LR: Marlo Thomas, already famous for her work on the hit television show That Girl, decided to create a new album for children. She was frustrated by the bedtime stories that were available to her young niece, Dionne—stories where the male characters have adventures, solve problems, and save kingdoms from ruin; while female characters gaze into mirrors, tend the hearth, or passively wait to be rescued. Marlo hired the television writer and producer Carole Hart to work with her. They searched for material that wasn’t preachy or saccharine, stories that were clever and edgy, even a bit subversive. At the suggestion of Gloria Steinem, Marlo met Ms. Magazine co-founder Letty Cottin Pogrebin, who became an editorial consultant and helped shape its content. They reached out to writers and musicians and met to discuss the stories and themes they wanted to include. These brainstorming sessions brimmed with energy and ideas—Marlo calls it “collaborative chemistry”—and they resulted in a colorful kaleidoscope of original tales and tunes.
Amazingly, “Free to Be” almost didn’t even get produced, because at first, they couldn’t find a music executive willing to record it. Most of them were put off by the album’s feminism. This is a fascinating story that we discovered when we asked Free to Be’s creators to write their own reflections for our book. When We Were Free to Be offers an “insider’s view” into the creation and legacy of the album, book, and TV special. Stories by artists, activists, journalists, and producers of children’s media reveal not only the artistry and creativity behind it, but also, the public debates and controversies it has inspired.
WaH: Do you think this project could get produced today? How far have women come in the industry since then?
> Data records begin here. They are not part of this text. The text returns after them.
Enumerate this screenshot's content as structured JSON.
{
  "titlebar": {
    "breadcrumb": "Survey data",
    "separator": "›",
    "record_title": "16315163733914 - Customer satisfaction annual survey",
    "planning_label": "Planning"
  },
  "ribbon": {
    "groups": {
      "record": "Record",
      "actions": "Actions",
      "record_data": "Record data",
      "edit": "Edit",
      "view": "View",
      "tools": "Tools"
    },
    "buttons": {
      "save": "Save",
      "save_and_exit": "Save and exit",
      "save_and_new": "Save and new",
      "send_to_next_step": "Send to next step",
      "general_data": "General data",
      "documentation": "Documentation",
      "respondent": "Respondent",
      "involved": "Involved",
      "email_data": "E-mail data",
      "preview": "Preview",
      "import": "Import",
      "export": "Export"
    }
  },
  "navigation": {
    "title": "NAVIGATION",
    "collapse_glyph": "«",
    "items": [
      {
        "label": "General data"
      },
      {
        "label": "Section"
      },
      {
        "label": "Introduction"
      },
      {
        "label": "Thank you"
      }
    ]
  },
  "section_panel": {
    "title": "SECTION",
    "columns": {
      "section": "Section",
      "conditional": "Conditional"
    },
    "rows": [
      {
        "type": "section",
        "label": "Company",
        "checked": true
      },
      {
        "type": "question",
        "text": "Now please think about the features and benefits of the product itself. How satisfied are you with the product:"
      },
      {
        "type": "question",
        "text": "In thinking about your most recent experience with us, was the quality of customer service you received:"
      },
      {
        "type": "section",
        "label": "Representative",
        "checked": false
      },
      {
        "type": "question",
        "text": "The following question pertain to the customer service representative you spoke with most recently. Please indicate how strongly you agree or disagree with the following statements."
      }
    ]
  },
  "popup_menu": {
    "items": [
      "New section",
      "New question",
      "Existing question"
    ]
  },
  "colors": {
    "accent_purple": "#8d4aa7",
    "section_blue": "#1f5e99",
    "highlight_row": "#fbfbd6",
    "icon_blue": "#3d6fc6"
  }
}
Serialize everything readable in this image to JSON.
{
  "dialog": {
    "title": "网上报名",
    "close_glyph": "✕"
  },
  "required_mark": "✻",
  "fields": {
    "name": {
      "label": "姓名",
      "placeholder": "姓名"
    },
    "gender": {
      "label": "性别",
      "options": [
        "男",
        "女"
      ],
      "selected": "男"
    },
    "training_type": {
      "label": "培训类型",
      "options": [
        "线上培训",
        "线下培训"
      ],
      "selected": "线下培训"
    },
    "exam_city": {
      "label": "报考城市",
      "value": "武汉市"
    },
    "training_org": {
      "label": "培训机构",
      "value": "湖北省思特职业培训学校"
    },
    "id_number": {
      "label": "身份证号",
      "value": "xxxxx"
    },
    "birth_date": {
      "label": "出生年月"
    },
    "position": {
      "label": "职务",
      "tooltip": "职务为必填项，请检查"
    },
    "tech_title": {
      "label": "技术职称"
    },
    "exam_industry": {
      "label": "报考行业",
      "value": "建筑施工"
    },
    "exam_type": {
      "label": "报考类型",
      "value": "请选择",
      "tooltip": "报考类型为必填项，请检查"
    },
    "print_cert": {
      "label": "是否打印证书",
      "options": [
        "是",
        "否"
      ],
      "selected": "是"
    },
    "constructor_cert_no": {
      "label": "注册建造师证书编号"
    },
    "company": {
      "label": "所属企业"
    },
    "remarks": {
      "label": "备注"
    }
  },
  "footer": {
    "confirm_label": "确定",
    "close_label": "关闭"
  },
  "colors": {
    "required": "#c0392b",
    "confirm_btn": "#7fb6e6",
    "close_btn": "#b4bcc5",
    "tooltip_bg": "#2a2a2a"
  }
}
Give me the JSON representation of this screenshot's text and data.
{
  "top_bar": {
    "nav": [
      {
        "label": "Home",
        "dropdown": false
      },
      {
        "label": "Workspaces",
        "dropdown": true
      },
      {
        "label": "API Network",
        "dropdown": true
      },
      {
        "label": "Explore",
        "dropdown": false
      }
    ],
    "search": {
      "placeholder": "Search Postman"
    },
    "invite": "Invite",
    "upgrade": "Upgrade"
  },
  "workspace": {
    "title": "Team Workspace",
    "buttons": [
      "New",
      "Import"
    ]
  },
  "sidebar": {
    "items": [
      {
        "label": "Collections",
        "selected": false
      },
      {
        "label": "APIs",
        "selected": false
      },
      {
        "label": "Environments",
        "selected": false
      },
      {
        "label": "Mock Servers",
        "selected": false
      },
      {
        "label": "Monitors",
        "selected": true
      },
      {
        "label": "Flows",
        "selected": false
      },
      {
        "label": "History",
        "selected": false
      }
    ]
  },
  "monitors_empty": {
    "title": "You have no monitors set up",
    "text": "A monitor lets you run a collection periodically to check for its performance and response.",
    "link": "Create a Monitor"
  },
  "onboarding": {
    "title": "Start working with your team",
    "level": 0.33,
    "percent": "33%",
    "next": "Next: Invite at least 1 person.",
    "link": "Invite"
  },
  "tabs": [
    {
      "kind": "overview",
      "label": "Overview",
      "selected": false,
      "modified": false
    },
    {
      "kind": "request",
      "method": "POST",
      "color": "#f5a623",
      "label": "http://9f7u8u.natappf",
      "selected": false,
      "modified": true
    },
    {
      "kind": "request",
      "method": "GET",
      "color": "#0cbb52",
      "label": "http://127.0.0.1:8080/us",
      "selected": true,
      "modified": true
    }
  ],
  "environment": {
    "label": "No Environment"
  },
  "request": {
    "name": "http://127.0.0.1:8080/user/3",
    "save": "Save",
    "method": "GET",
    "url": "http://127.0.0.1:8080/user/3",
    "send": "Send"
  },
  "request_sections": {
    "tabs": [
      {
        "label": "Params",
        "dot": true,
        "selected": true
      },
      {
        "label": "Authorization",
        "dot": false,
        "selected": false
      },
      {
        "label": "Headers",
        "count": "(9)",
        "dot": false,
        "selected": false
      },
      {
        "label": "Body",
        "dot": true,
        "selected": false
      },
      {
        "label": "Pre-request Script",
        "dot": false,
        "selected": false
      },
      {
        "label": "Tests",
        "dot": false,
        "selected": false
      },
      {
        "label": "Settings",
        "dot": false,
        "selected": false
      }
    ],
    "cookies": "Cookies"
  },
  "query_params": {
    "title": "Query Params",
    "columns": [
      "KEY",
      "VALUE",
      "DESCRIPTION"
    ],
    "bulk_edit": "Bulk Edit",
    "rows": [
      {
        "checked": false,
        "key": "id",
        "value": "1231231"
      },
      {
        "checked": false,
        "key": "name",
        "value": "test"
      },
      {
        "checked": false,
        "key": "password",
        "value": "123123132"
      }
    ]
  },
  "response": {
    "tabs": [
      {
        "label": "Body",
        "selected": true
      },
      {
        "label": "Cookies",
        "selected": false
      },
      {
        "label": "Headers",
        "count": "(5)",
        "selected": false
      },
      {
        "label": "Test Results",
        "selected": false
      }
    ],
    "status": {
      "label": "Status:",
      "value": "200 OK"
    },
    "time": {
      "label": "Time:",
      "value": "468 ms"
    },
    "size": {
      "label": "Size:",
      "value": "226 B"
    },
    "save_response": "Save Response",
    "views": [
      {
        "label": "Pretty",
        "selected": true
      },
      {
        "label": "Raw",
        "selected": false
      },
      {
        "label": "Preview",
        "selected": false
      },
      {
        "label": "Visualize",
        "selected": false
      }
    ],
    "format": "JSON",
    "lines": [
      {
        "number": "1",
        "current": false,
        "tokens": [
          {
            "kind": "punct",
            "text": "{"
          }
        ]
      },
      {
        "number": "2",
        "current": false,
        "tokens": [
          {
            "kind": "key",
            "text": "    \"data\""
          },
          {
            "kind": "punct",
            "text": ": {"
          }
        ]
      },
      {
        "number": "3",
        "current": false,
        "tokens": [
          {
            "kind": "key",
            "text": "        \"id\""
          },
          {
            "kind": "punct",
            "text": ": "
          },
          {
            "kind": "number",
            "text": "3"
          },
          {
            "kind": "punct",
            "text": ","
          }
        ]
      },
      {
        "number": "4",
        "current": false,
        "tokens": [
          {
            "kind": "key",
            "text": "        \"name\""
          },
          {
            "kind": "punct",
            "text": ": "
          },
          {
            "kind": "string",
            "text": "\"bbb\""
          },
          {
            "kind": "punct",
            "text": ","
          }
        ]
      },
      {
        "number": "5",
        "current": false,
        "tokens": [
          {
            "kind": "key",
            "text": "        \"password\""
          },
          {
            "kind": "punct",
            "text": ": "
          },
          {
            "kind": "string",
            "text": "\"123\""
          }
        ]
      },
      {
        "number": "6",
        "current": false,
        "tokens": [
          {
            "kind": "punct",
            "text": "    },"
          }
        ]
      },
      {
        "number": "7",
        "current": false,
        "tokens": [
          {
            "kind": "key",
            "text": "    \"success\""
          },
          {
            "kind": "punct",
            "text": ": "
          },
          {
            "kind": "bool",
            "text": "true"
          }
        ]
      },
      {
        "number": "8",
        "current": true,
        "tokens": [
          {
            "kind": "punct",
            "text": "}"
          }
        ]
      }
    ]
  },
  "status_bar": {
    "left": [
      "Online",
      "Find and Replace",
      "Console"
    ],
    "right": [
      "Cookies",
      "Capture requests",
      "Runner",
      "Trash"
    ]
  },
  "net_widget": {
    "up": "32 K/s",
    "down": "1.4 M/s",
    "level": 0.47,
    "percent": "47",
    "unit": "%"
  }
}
LR: There were certain things specific to the time that allowed Free to Be to have the impact it had: Marlo Thomas’s connections to talented performers; the energy that fueled the women’s movement and other social movements; and the fact that children’s media was becoming more inclusive in terms of race, ethnicity, and gender (think of shows like Sesame Street, Zoom, and the Electric Company.) Social change was “in the air.” But Free to Be was still controversial. The song “William’s Doll,” especially, provoked a conservative backlash because some listeners thought it would encourage effeminate behavior or even homosexuality in boys.
Forty years later, we still have a long way to go when it comes to eliminating gender stereotypes on screen. The Geena Davis Institute on Gender in Media offers some sobering statistics. Among the top-grossing G-rated family films, boy characters outnumber girl characters 3:1. And the female characters that do appear are often hyper-sexualized, with tiny waists and other exaggerated body parts. The situation behind the camera is just as bad. Among content creators of family films, only 7% of directors, 13% of writers, and 20% of producers are female. Women’s involvement in the creative process is imperative for reversing the message that girls are less valuable and capable than boys.
Free to Be…You and Me was a big step in the right direction. But gender inequality remains an entrenched problem. Today’s writers, producers, and directors—male and female alike—must do more to create a culture where all children can see a part of themselves represented on screen. The subtitle of our book is “Looking Back at a Children’s Classic and the Difference It Made,” but we also hope to inspire readers to look forward and reimagine a media landscape where every child can truly “run free.”
When We Were Free to Be is on sale now.
Holly Rosen Fink is a writer and marketer living in Westchester, NY.